Salient. Victoria University Student Newspaper. Volume 33 No. 12. 5 August 1970
Choosing a Career
Choosing a Career
During your years at the university you will have heard many comments about the relevance of your studies to the job that you will take on leaving the University. Many employers now are taking the view that a degree is more an evidence of a higher general education than a specialist qualification. It is claimed by both employers and university teachers that graduates who have made good use of their time at the university as well as obtaining a sound basic theoretical knowledge in their courses should have developed the ability and willingness to think lucidly and constructively. This implies the development of a critical faculty, the ability to discriminate between fact and opinion, between the relevant and irrelevant, true and false statements. We assert that graduates have had practice in analysis of complex problems and in reasoning step by step to a conclusion, that graduates learn quickly and that they may be expected to adjust speedily to unfamiliar situations. While a graduate should, by the time he finishes at university, have learnt to communicate his thoughts in a logical and convincing way and have learnt something of the tolerance needed in dealing with human situations, few students leave the university with practical managerial experience or practical knowledge or understanding of the wide range of human problems encountered in business. Government departments or the professions. Most employers recognise this and many provide induction and training courses, before placing graduates in a position of responsibility.
Transition to the Outside (Real) World
On starting a new job you become acquainted with a new group of people. You must accept the discipline of the organisation you work for and reconcile your status as an individual with your status as a fairly new member of the organisation. You will probably have only the vaguest idea of its aims, policies, structures and operations. You may encounter some prejudice from fellow employees who have not had the benefit of a university education but have gained, through experience, a great wealth of knowledge about the organisation and the human relations involved. Confronted with this situation you need to be patient and receptive using your analytical skills learnt at the University to find out as much as you can about the organisation and the job you are expected to do. You may feel that your qualifications and training should entitle you to greater responsibility. Responsibility will come as you show that you have ability and have acquired sufficient knowledge of the organisation.
Who will be the Lucky Employer?
In deciding on the nature of your career and the employer you would like to work for there are many factors you should take into account. You should consider not just the immediate financial gain you will get from a particular firm, but also look at the long term prospects for you in that particular career and in that particular firm. While you should give thought to job security, more important is job satisfaction. Nor is it sufficient to think of the job satisfaction for the first four or five years. Your working life is likely to be 35 to 40 years and you will want to still be enjoying your job when you are 45 and 55.
Life Values and Job Choice
A study at University of Queensland in 1968 on students' attitudes towards education and employment revealed that students rated marriage and family relationships as being of the foremost importance in later life.
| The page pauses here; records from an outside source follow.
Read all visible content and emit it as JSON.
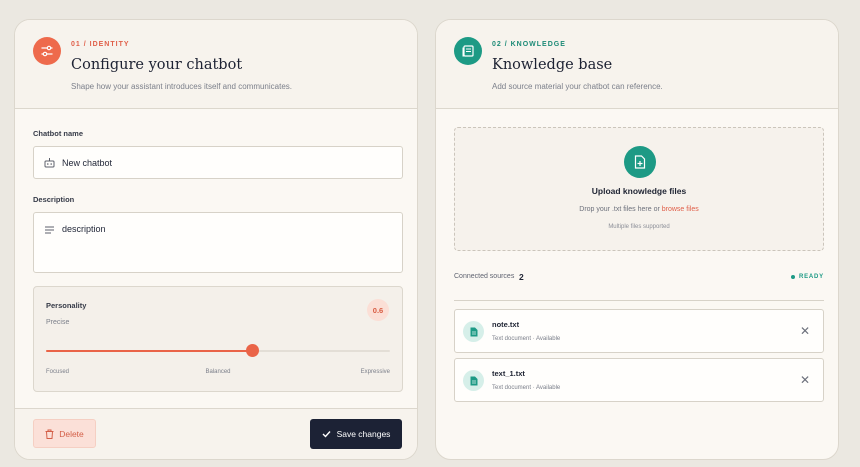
{
  "identity": {
    "eyebrow": "01 / IDENTITY",
    "title": "Configure your chatbot",
    "subtitle": "Shape how your assistant introduces itself and communicates.",
    "name_label": "Chatbot name",
    "name_value": "New chatbot",
    "description_label": "Description",
    "description_value": "description",
    "personality": {
      "label": "Personality",
      "value_label": "Precise",
      "value": "0.6",
      "level_fraction": 0.6,
      "ticks": [
        "Focused",
        "Balanced",
        "Expressive"
      ]
    },
    "delete_label": "Delete",
    "save_label": "Save changes"
  },
  "knowledge": {
    "eyebrow": "02 / KNOWLEDGE",
    "title": "Knowledge base",
    "subtitle": "Add source material your chatbot can reference.",
    "upload_title": "Upload knowledge files",
    "upload_hint_prefix": "Drop your .txt files here or",
    "upload_hint_link": "browse files",
    "upload_note": "Multiple files supported",
    "sources_label": "Connected sources",
    "sources_count": "2",
    "status": "READY",
    "files": [
      {
        "name": "note.txt",
        "meta": "Text document · Available"
      },
      {
        "name": "text_1.txt",
        "meta": "Text document · Available"
      }
    ]
  },
  "colors": {
    "accent_orange": "#ee6a4c",
    "accent_teal": "#1d9a85",
    "save_button": "#1c2235"
  }
}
The prospect of marriage either in the immediate or long term future is often a strong influencing factor in job choice. Because of the need to support a non-working, wife and provide adequate housing you may feel that an immediate requirement is for a high salary. Your marriage may influence your thinking concerning the locality of your first job or how much time you would be prepared to be away from home.
Women graduates should note the increasing trend for married women in their late thirties to go out to work again after their children have reached school age. Thus a woman needs to think of her career being in two parts. Married women often work for three to five years before having their first child. The experience gained in this time may have a decisive effect on the job opportunities available when you want to go back to work again.
Many young graduates are uncertain of exactly which firm or organisation they would like to join or even what area of work interests them. If you are one of these uncertain ones, be prepared to talk to several employers. Many now visit the university annually and are happy to talk over the prospects in their firm with individual students. Several employers will be visiting the University's Careers Advisory Board during the third term. You can book an appointment by ringing the Board's office. If you haven't already discussed your career with the Secretary of the Careers Advisory Board at 6 Kelburn Parade, book an appointment to see the Secretary, Mr Peter Romanovsky, sometime in the third term. He will help you appraise the opportunities open to you and tell you something of the state of the employment market in the areas that interest you. The Careers Advisory Board Secretary is happy to see students at any stage of their university studies to discuss career opportunities and the courses that they are studying at University.